*** Task data Section Begins ***
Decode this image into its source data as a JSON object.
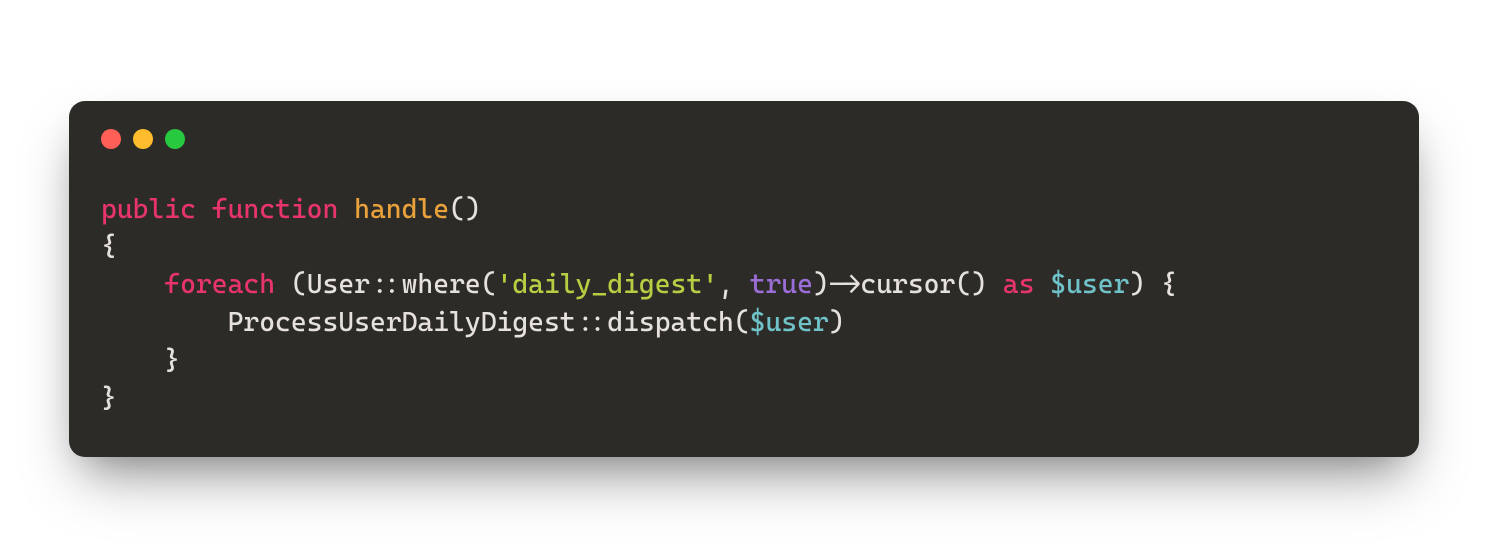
{
  "colors": {
    "window_bg": "#2d2b28",
    "dot_red": "#ff5f56",
    "dot_yellow": "#ffbd2e",
    "dot_green": "#27c93f",
    "keyword": "#e8346c",
    "funcname": "#e9a13b",
    "string": "#b7ce42",
    "boolean": "#9b6dd7",
    "variable": "#6fc2c7",
    "default": "#e6e1dc"
  },
  "code": {
    "line1": {
      "kw_public": "public",
      "sp1": " ",
      "kw_function": "function",
      "sp2": " ",
      "fn_name": "handle",
      "parens": "()"
    },
    "line2": {
      "brace_open": "{"
    },
    "line3": {
      "indent": "    ",
      "kw_foreach": "foreach",
      "sp1": " ",
      "paren_open": "(",
      "class_call": "User::where(",
      "str_arg": "'daily_digest'",
      "comma": ", ",
      "bool_arg": "true",
      "after_bool": ")->cursor() ",
      "kw_as": "as",
      "sp2": " ",
      "var_user": "$user",
      "tail": ") {"
    },
    "line4": {
      "indent": "        ",
      "call": "ProcessUserDailyDigest::dispatch(",
      "var_user": "$user",
      "close": ")"
    },
    "line5": {
      "indent": "    ",
      "brace_close": "}"
    },
    "line6": {
      "brace_close": "}"
    }
  }
}
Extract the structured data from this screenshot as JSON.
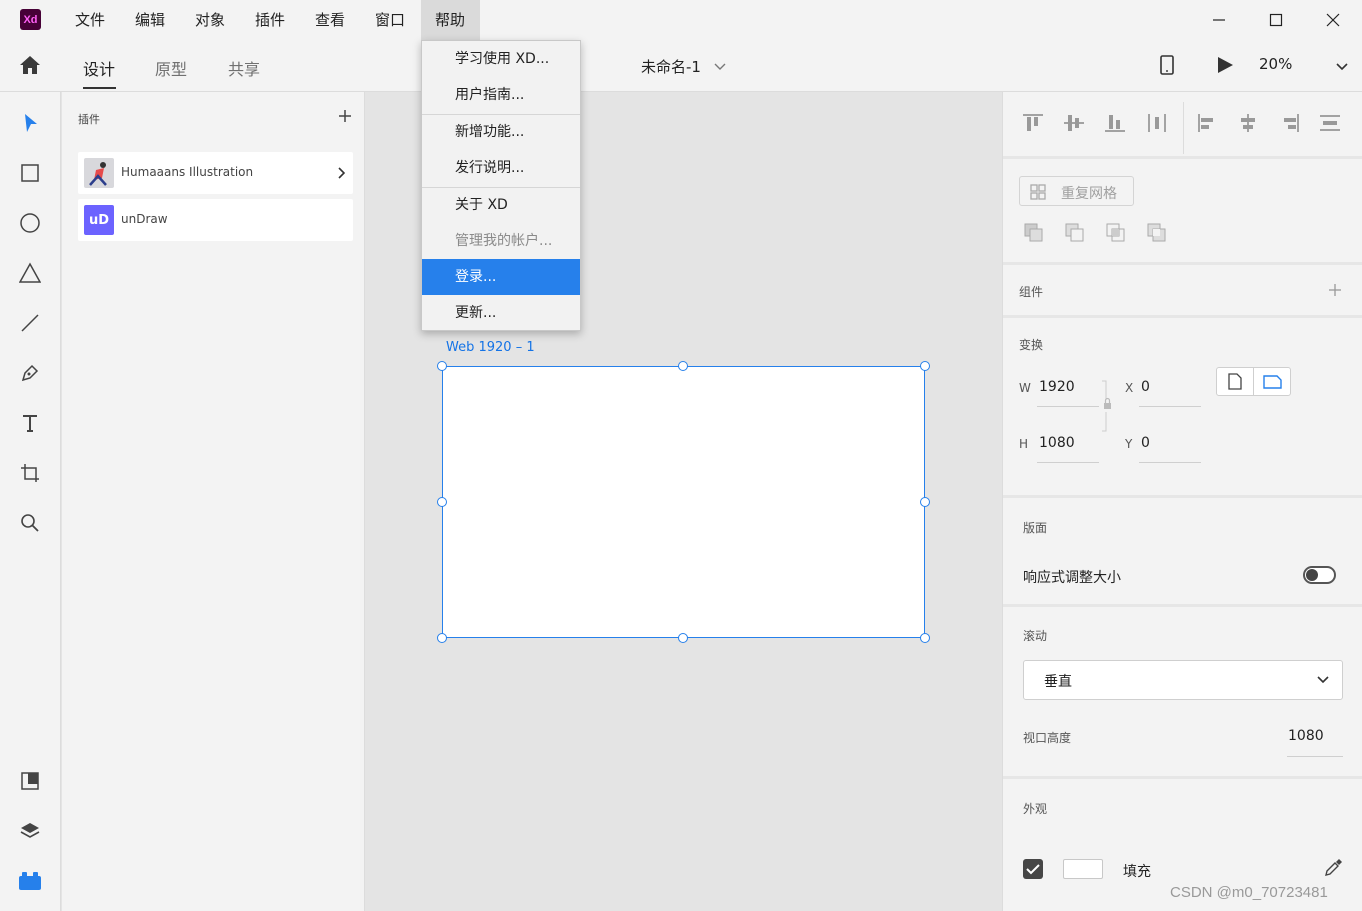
{
  "app": {
    "logo_text": "Xd"
  },
  "menubar": {
    "items": [
      "文件",
      "编辑",
      "对象",
      "插件",
      "查看",
      "窗口",
      "帮助"
    ],
    "active": "帮助"
  },
  "toolbar": {
    "tabs": [
      "设计",
      "原型",
      "共享"
    ],
    "active_tab": "设计",
    "doc_title": "未命名-1",
    "zoom": "20%"
  },
  "plugins": {
    "title": "插件",
    "items": [
      {
        "name": "Humaaans Illustration"
      },
      {
        "name": "unDraw",
        "thumb_text": "uD"
      }
    ]
  },
  "canvas": {
    "artboard_label": "Web 1920 – 1"
  },
  "help_menu": {
    "items": [
      {
        "label": "学习使用 XD..."
      },
      {
        "label": "用户指南..."
      },
      {
        "label": "新增功能..."
      },
      {
        "label": "发行说明..."
      },
      {
        "label": "关于 XD"
      },
      {
        "label": "管理我的帐户...",
        "disabled": true
      },
      {
        "label": "登录...",
        "highlighted": true
      },
      {
        "label": "更新..."
      }
    ]
  },
  "right_panel": {
    "repeat_grid": "重复网格",
    "components": "组件",
    "transform": {
      "title": "变换",
      "w_label": "W",
      "w": "1920",
      "h_label": "H",
      "h": "1080",
      "x_label": "X",
      "x": "0",
      "y_label": "Y",
      "y": "0"
    },
    "layout": {
      "title": "版面",
      "responsive": "响应式调整大小"
    },
    "scroll": {
      "title": "滚动",
      "value": "垂直",
      "viewport_label": "视口高度",
      "viewport_value": "1080"
    },
    "appearance": {
      "title": "外观",
      "fill": "填充"
    }
  },
  "watermark": "CSDN @m0_70723481",
  "colors": {
    "accent": "#2680eb",
    "logo_bg": "#470137",
    "logo_fg": "#ff61f6",
    "panel_bg": "#f3f3f3",
    "canvas_bg": "#e4e4e4"
  }
}
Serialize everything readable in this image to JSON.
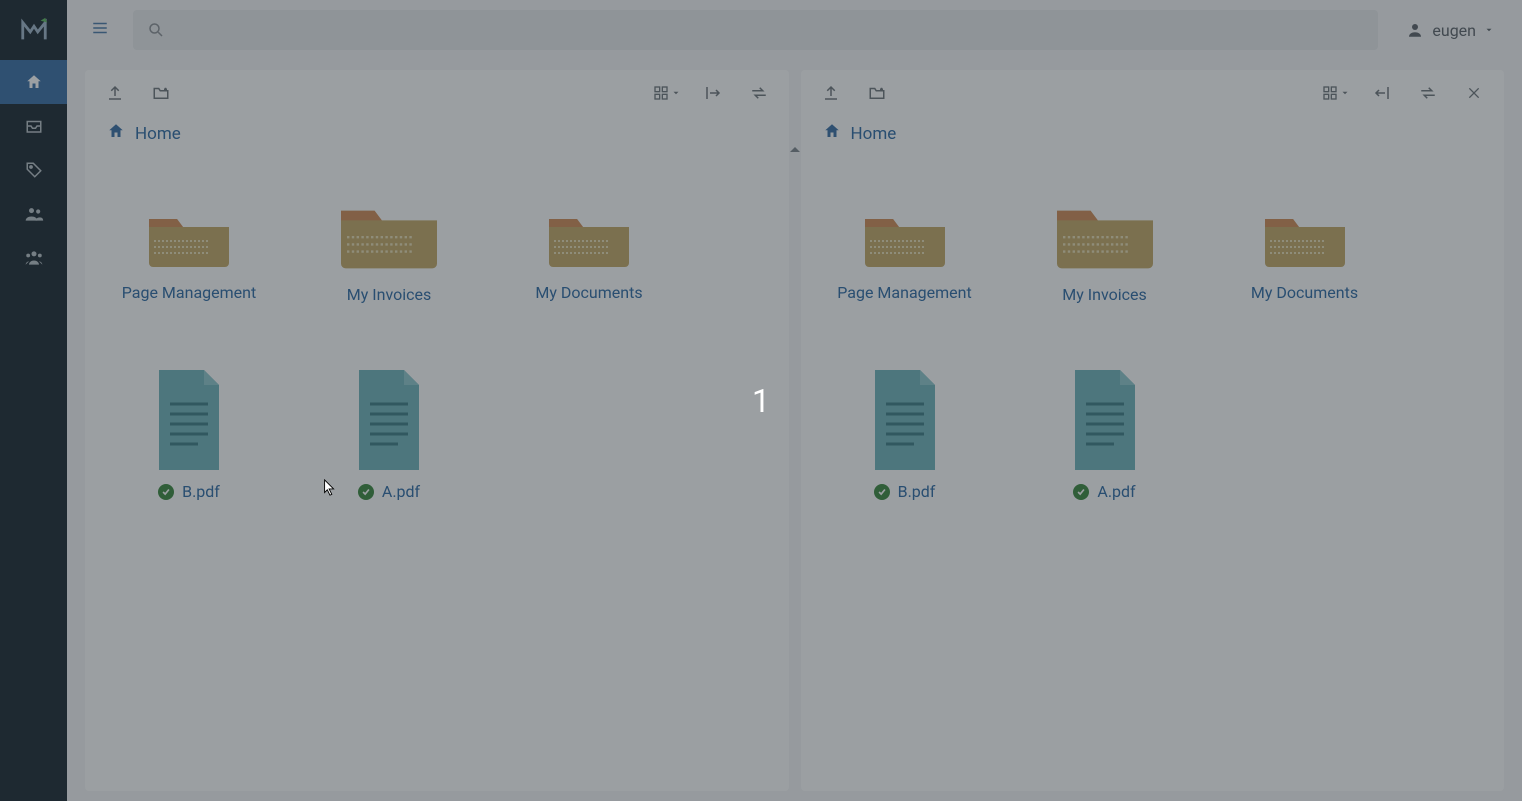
{
  "user": {
    "name": "eugen"
  },
  "search": {
    "placeholder": ""
  },
  "breadcrumb": {
    "home": "Home"
  },
  "overlay": {
    "count": "1"
  },
  "panes": {
    "left": {
      "items": [
        {
          "label": "Page Management",
          "type": "folder",
          "big": false
        },
        {
          "label": "My Invoices",
          "type": "folder",
          "big": true
        },
        {
          "label": "My Documents",
          "type": "folder",
          "big": false
        },
        {
          "label": "B.pdf",
          "type": "file",
          "badge": true
        },
        {
          "label": "A.pdf",
          "type": "file",
          "badge": true
        }
      ]
    },
    "right": {
      "items": [
        {
          "label": "Page Management",
          "type": "folder",
          "big": false
        },
        {
          "label": "My Invoices",
          "type": "folder",
          "big": true
        },
        {
          "label": "My Documents",
          "type": "folder",
          "big": false
        },
        {
          "label": "B.pdf",
          "type": "file",
          "badge": true
        },
        {
          "label": "A.pdf",
          "type": "file",
          "badge": true
        }
      ]
    }
  }
}
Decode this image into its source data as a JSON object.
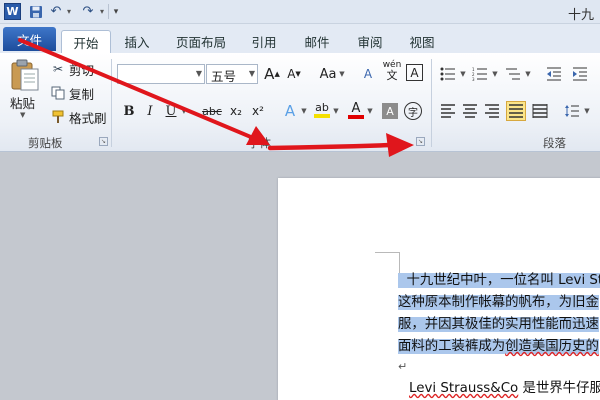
{
  "titlebar": {
    "logo_letter": "W",
    "window_title": "十九"
  },
  "tabs": [
    {
      "label": "文件"
    },
    {
      "label": "开始"
    },
    {
      "label": "插入"
    },
    {
      "label": "页面布局"
    },
    {
      "label": "引用"
    },
    {
      "label": "邮件"
    },
    {
      "label": "审阅"
    },
    {
      "label": "视图"
    }
  ],
  "clipboard": {
    "paste_label": "粘贴",
    "cut_label": "剪切",
    "copy_label": "复制",
    "format_painter_label": "格式刷",
    "group_label": "剪贴板"
  },
  "font": {
    "font_name_value": "",
    "font_size_value": "五号",
    "group_label": "字体",
    "grow_glyph": "A",
    "shrink_glyph": "A",
    "case_glyph": "Aa",
    "clear_glyph": "A",
    "phonetic_glyph": "wén",
    "border_glyph": "A",
    "bold_glyph": "B",
    "italic_glyph": "I",
    "underline_glyph": "U",
    "strike_glyph": "abc",
    "subscript_glyph": "x₂",
    "superscript_glyph": "x²",
    "effect_glyph": "A",
    "highlight_glyph": "ab",
    "color_glyph": "A",
    "shading_glyph": "A",
    "enclose_glyph": "字",
    "highlight_color": "#f4e000",
    "font_color": "#e00000"
  },
  "paragraph": {
    "group_label": "段落"
  },
  "document": {
    "lines": [
      "十九世纪中叶，一位名叫 Levi St",
      "这种原本制作帐幕的帆布，为旧金",
      "服，并因其极佳的实用性能而迅速",
      "面料的工装裤成为"
    ],
    "line4_tail_squiggle": "创造美国历史的",
    "para2_prefix": "Levi Strauss&Co",
    "para2_rest": " 是世界牛仔服的"
  },
  "annotation_color": "#e0161c"
}
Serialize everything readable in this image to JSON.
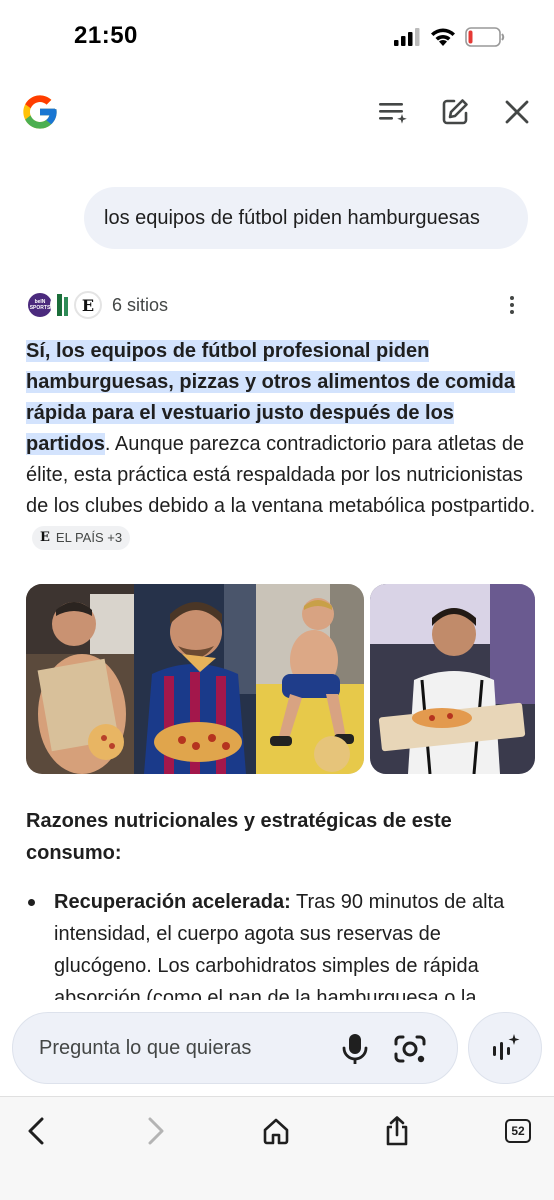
{
  "status_bar": {
    "time": "21:50"
  },
  "header": {
    "logo_icon": "google-g-icon",
    "actions": [
      {
        "name": "playlist-add-icon"
      },
      {
        "name": "edit-icon"
      },
      {
        "name": "close-icon"
      }
    ]
  },
  "query": {
    "text": "los equipos de fútbol piden hamburguesas"
  },
  "sources": {
    "bein_label": "beIN SPORTS",
    "elpais_letter": "E",
    "count_label": "6 sitios"
  },
  "answer": {
    "highlight_1": "Sí, los equipos de fútbol profesional piden",
    "highlight_2": "hamburguesas, pizzas y otros alimentos de comida",
    "highlight_3": "rápida para el vestuario justo después de los",
    "highlight_4": "partidos",
    "body": ". Aunque parezca contradictorio para atletas de élite, esta práctica está respaldada por los nutricionistas de los clubes debido a la ventana metabólica postpartido.",
    "citation_letter": "E",
    "citation_label": "EL PAÍS +3"
  },
  "images": [
    {
      "name": "player-eating-pizza-1"
    },
    {
      "name": "player-eating-pizza-2"
    },
    {
      "name": "player-eating-pizza-3"
    },
    {
      "name": "player-eating-pizza-4"
    }
  ],
  "section": {
    "title": "Razones nutricionales y estratégicas de este consumo:",
    "bullets": [
      {
        "bold": "Recuperación acelerada:",
        "text": " Tras 90 minutos de alta intensidad, el cuerpo agota sus reservas de glucógeno. Los carbohidratos simples de rápida absorción (como el pan de la hamburguesa o la"
      }
    ]
  },
  "input": {
    "placeholder": "Pregunta lo que quieras"
  },
  "toolbar": {
    "tabs_count": "52"
  },
  "colors": {
    "highlight": "#d3e3fd",
    "field_bg": "#eef1f8",
    "text": "#1f1f1f"
  }
}
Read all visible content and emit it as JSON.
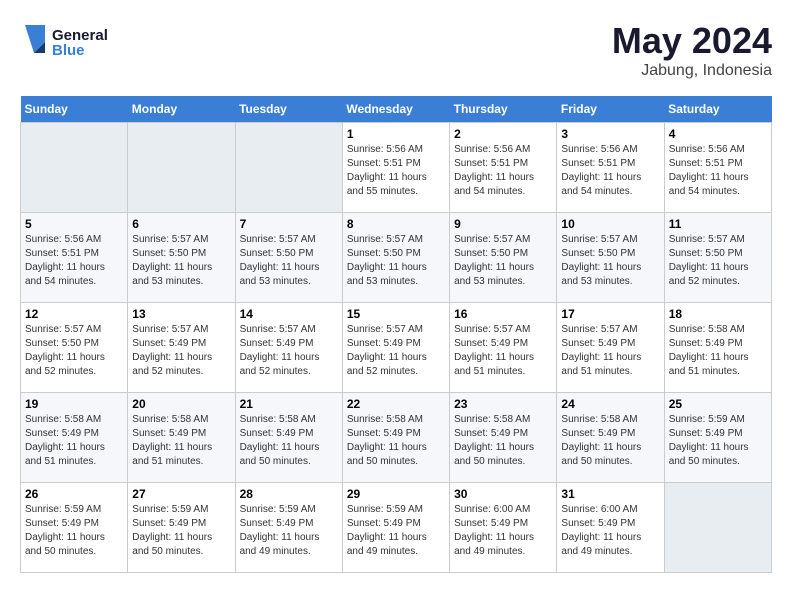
{
  "logo": {
    "line1": "General",
    "line2": "Blue"
  },
  "title": "May 2024",
  "subtitle": "Jabung, Indonesia",
  "days_of_week": [
    "Sunday",
    "Monday",
    "Tuesday",
    "Wednesday",
    "Thursday",
    "Friday",
    "Saturday"
  ],
  "weeks": [
    [
      {
        "day": "",
        "info": ""
      },
      {
        "day": "",
        "info": ""
      },
      {
        "day": "",
        "info": ""
      },
      {
        "day": "1",
        "info": "Sunrise: 5:56 AM\nSunset: 5:51 PM\nDaylight: 11 hours\nand 55 minutes."
      },
      {
        "day": "2",
        "info": "Sunrise: 5:56 AM\nSunset: 5:51 PM\nDaylight: 11 hours\nand 54 minutes."
      },
      {
        "day": "3",
        "info": "Sunrise: 5:56 AM\nSunset: 5:51 PM\nDaylight: 11 hours\nand 54 minutes."
      },
      {
        "day": "4",
        "info": "Sunrise: 5:56 AM\nSunset: 5:51 PM\nDaylight: 11 hours\nand 54 minutes."
      }
    ],
    [
      {
        "day": "5",
        "info": "Sunrise: 5:56 AM\nSunset: 5:51 PM\nDaylight: 11 hours\nand 54 minutes."
      },
      {
        "day": "6",
        "info": "Sunrise: 5:57 AM\nSunset: 5:50 PM\nDaylight: 11 hours\nand 53 minutes."
      },
      {
        "day": "7",
        "info": "Sunrise: 5:57 AM\nSunset: 5:50 PM\nDaylight: 11 hours\nand 53 minutes."
      },
      {
        "day": "8",
        "info": "Sunrise: 5:57 AM\nSunset: 5:50 PM\nDaylight: 11 hours\nand 53 minutes."
      },
      {
        "day": "9",
        "info": "Sunrise: 5:57 AM\nSunset: 5:50 PM\nDaylight: 11 hours\nand 53 minutes."
      },
      {
        "day": "10",
        "info": "Sunrise: 5:57 AM\nSunset: 5:50 PM\nDaylight: 11 hours\nand 53 minutes."
      },
      {
        "day": "11",
        "info": "Sunrise: 5:57 AM\nSunset: 5:50 PM\nDaylight: 11 hours\nand 52 minutes."
      }
    ],
    [
      {
        "day": "12",
        "info": "Sunrise: 5:57 AM\nSunset: 5:50 PM\nDaylight: 11 hours\nand 52 minutes."
      },
      {
        "day": "13",
        "info": "Sunrise: 5:57 AM\nSunset: 5:49 PM\nDaylight: 11 hours\nand 52 minutes."
      },
      {
        "day": "14",
        "info": "Sunrise: 5:57 AM\nSunset: 5:49 PM\nDaylight: 11 hours\nand 52 minutes."
      },
      {
        "day": "15",
        "info": "Sunrise: 5:57 AM\nSunset: 5:49 PM\nDaylight: 11 hours\nand 52 minutes."
      },
      {
        "day": "16",
        "info": "Sunrise: 5:57 AM\nSunset: 5:49 PM\nDaylight: 11 hours\nand 51 minutes."
      },
      {
        "day": "17",
        "info": "Sunrise: 5:57 AM\nSunset: 5:49 PM\nDaylight: 11 hours\nand 51 minutes."
      },
      {
        "day": "18",
        "info": "Sunrise: 5:58 AM\nSunset: 5:49 PM\nDaylight: 11 hours\nand 51 minutes."
      }
    ],
    [
      {
        "day": "19",
        "info": "Sunrise: 5:58 AM\nSunset: 5:49 PM\nDaylight: 11 hours\nand 51 minutes."
      },
      {
        "day": "20",
        "info": "Sunrise: 5:58 AM\nSunset: 5:49 PM\nDaylight: 11 hours\nand 51 minutes."
      },
      {
        "day": "21",
        "info": "Sunrise: 5:58 AM\nSunset: 5:49 PM\nDaylight: 11 hours\nand 50 minutes."
      },
      {
        "day": "22",
        "info": "Sunrise: 5:58 AM\nSunset: 5:49 PM\nDaylight: 11 hours\nand 50 minutes."
      },
      {
        "day": "23",
        "info": "Sunrise: 5:58 AM\nSunset: 5:49 PM\nDaylight: 11 hours\nand 50 minutes."
      },
      {
        "day": "24",
        "info": "Sunrise: 5:58 AM\nSunset: 5:49 PM\nDaylight: 11 hours\nand 50 minutes."
      },
      {
        "day": "25",
        "info": "Sunrise: 5:59 AM\nSunset: 5:49 PM\nDaylight: 11 hours\nand 50 minutes."
      }
    ],
    [
      {
        "day": "26",
        "info": "Sunrise: 5:59 AM\nSunset: 5:49 PM\nDaylight: 11 hours\nand 50 minutes."
      },
      {
        "day": "27",
        "info": "Sunrise: 5:59 AM\nSunset: 5:49 PM\nDaylight: 11 hours\nand 50 minutes."
      },
      {
        "day": "28",
        "info": "Sunrise: 5:59 AM\nSunset: 5:49 PM\nDaylight: 11 hours\nand 49 minutes."
      },
      {
        "day": "29",
        "info": "Sunrise: 5:59 AM\nSunset: 5:49 PM\nDaylight: 11 hours\nand 49 minutes."
      },
      {
        "day": "30",
        "info": "Sunrise: 6:00 AM\nSunset: 5:49 PM\nDaylight: 11 hours\nand 49 minutes."
      },
      {
        "day": "31",
        "info": "Sunrise: 6:00 AM\nSunset: 5:49 PM\nDaylight: 11 hours\nand 49 minutes."
      },
      {
        "day": "",
        "info": ""
      }
    ]
  ]
}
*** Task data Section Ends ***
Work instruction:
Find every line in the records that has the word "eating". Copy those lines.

Written answer:
      "name": "player-eating-pizza-1"
      "name": "player-eating-pizza-2"
      "name": "player-eating-pizza-3"
      "name": "player-eating-pizza-4"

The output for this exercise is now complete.